Government fails to protect data

By Blaine Williams

The government is failing to train its staff on how to protect sensitive information, a Freedom of Information Act (FOI) request has found.

The request was made to 16 government departments and shows that most have yet to implement a basic level of training on data handling, despite high-profile losses of government data.

In June 2008, cabinet secretary Gus O’Donnell published the data handling bill which committed all departments to mandatory training for people with access to privileged information.

Training within each department should have commenced by the end of October 2008 but the FOI request found that many of the 16 departments asked have failed to achieve this.

The Department for Schools, Children and Families admitted it had no IT security training at all.

The report also mandates that employees who handle personal data must have an annual refresher course, but 11 departments have revealed they do not have any provisions for refresher courses.

Eight of the government agencies have said they have no budget for IT security training this year; this included the Ministry of Justice, the Treasury and the Foreign and Commonwealth Office.

Robert Chapman, chief executive of Firebrand Training, which issued the FOI request, said the government was “failing to demonstrate a commitment to data protection”.
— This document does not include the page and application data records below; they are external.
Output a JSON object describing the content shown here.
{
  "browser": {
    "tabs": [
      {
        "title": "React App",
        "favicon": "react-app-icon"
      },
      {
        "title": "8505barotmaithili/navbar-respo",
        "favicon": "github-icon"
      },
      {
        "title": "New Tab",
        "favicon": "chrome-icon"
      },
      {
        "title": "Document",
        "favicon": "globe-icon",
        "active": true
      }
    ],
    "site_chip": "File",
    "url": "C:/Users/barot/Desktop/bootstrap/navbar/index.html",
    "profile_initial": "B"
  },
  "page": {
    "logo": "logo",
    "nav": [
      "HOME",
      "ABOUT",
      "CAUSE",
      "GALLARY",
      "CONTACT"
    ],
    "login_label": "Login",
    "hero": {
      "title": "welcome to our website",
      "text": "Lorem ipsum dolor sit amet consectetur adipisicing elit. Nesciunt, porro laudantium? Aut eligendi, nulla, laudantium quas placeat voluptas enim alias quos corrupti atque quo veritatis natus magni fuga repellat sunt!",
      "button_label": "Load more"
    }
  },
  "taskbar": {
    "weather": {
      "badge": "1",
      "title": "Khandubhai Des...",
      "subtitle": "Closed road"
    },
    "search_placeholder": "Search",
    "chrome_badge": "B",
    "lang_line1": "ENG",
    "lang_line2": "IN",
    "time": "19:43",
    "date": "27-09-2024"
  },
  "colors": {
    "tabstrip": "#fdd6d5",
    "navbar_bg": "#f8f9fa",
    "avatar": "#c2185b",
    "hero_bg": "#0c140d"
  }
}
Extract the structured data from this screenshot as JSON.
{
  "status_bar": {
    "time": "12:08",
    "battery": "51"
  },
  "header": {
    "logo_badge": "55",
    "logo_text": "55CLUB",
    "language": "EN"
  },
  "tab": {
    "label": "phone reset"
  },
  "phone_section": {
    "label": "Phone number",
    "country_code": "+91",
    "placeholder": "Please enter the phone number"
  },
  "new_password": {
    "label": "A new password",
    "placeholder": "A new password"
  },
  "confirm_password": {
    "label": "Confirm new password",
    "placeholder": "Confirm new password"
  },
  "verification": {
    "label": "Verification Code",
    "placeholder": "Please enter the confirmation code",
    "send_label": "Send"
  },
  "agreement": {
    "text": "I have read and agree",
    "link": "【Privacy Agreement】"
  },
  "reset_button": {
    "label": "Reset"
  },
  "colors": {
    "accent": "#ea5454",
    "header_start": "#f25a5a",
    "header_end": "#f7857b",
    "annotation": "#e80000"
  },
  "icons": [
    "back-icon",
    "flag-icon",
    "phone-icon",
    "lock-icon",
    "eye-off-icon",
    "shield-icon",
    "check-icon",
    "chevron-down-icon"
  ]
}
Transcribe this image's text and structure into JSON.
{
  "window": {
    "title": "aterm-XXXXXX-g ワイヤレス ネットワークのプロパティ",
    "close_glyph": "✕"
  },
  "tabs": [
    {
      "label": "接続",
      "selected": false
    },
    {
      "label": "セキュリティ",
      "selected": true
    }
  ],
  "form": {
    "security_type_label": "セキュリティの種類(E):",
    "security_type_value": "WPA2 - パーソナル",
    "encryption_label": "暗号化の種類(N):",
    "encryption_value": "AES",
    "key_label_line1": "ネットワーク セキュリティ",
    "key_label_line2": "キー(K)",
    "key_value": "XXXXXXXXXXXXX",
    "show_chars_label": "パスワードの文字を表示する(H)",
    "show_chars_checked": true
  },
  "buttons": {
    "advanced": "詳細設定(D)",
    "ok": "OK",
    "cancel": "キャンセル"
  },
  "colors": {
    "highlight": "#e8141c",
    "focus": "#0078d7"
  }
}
“The education of employees is essential to any organisation’s security,” he continued.

“We rely far too heavily on IT departments. It is clear that inadequate training and inconsistency between departments has produced a naiveté among government employees.”

The government lost 25 million child benefit records in November 2007, which included National Insurance numbers, name and address and people bank/saving account details.